Top of Exercise materials
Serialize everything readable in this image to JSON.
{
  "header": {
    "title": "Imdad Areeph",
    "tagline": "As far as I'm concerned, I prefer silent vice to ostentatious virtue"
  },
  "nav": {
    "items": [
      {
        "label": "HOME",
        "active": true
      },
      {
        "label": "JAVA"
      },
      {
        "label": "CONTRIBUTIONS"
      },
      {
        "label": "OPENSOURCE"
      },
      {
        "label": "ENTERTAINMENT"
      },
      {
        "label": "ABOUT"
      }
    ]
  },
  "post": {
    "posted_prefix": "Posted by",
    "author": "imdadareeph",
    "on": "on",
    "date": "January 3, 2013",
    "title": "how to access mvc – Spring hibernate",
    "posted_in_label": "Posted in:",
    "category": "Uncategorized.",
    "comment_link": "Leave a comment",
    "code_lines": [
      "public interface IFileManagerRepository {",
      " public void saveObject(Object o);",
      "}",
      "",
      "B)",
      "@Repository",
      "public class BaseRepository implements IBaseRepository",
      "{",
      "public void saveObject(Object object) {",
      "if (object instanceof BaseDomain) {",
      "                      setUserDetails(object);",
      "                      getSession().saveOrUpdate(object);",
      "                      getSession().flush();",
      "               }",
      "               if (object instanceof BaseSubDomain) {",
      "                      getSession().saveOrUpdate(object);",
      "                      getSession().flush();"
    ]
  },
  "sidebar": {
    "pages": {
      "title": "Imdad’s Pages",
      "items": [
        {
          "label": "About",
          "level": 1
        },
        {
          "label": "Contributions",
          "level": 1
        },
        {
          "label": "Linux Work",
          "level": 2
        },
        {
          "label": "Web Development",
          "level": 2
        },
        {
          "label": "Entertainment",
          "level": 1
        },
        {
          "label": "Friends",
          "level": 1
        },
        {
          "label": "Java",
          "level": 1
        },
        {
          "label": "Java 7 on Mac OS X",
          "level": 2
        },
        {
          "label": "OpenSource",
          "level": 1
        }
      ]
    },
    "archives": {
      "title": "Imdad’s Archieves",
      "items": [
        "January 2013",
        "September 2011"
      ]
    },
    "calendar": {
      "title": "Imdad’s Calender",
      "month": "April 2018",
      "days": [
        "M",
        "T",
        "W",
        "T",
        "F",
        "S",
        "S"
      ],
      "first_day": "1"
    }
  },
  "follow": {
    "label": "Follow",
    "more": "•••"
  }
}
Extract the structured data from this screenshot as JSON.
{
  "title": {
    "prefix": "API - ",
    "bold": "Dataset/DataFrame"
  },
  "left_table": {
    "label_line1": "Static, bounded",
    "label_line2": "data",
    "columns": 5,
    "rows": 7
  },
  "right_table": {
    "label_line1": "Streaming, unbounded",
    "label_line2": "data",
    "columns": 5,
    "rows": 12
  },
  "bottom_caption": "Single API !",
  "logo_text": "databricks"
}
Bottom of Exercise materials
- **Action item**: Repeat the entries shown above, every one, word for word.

- **Response**:
Serialize everything readable in this image to JSON.
{
  "header": {
    "title": "Imdad Areeph",
    "tagline": "As far as I'm concerned, I prefer silent vice to ostentatious virtue"
  },
  "nav": {
    "items": [
      {
        "label": "HOME",
        "active": true
      },
      {
        "label": "JAVA"
      },
      {
        "label": "CONTRIBUTIONS"
      },
      {
        "label": "OPENSOURCE"
      },
      {
        "label": "ENTERTAINMENT"
      },
      {
        "label": "ABOUT"
      }
    ]
  },
  "post": {
    "posted_prefix": "Posted by",
    "author": "imdadareeph",
    "on": "on",
    "date": "January 3, 2013",
    "title": "how to access mvc – Spring hibernate",
    "posted_in_label": "Posted in:",
    "category": "Uncategorized.",
    "comment_link": "Leave a comment",
    "code_lines": [
      "public interface IFileManagerRepository {",
      " public void saveObject(Object o);",
      "}",
      "",
      "B)",
      "@Repository",
      "public class BaseRepository implements IBaseRepository",
      "{",
      "public void saveObject(Object object) {",
      "if (object instanceof BaseDomain) {",
      "                      setUserDetails(object);",
      "                      getSession().saveOrUpdate(object);",
      "                      getSession().flush();",
      "               }",
      "               if (object instanceof BaseSubDomain) {",
      "                      getSession().saveOrUpdate(object);",
      "                      getSession().flush();"
    ]
  },
  "sidebar": {
    "pages": {
      "title": "Imdad’s Pages",
      "items": [
        {
          "label": "About",
          "level": 1
        },
        {
          "label": "Contributions",
          "level": 1
        },
        {
          "label": "Linux Work",
          "level": 2
        },
        {
          "label": "Web Development",
          "level": 2
        },
        {
          "label": "Entertainment",
          "level": 1
        },
        {
          "label": "Friends",
          "level": 1
        },
        {
          "label": "Java",
          "level": 1
        },
        {
          "label": "Java 7 on Mac OS X",
          "level": 2
        },
        {
          "label": "OpenSource",
          "level": 1
        }
      ]
    },
    "archives": {
      "title": "Imdad’s Archieves",
      "items": [
        "January 2013",
        "September 2011"
      ]
    },
    "calendar": {
      "title": "Imdad’s Calender",
      "month": "April 2018",
      "days": [
        "M",
        "T",
        "W",
        "T",
        "F",
        "S",
        "S"
      ],
      "first_day": "1"
    }
  },
  "follow": {
    "label": "Follow",
    "more": "•••"
  }
}
Extract the structured data from this screenshot as JSON.
{
  "title": {
    "prefix": "API - ",
    "bold": "Dataset/DataFrame"
  },
  "left_table": {
    "label_line1": "Static, bounded",
    "label_line2": "data",
    "columns": 5,
    "rows": 7
  },
  "right_table": {
    "label_line1": "Streaming, unbounded",
    "label_line2": "data",
    "columns": 5,
    "rows": 12
  },
  "bottom_caption": "Single API !",
  "logo_text": "databricks"
}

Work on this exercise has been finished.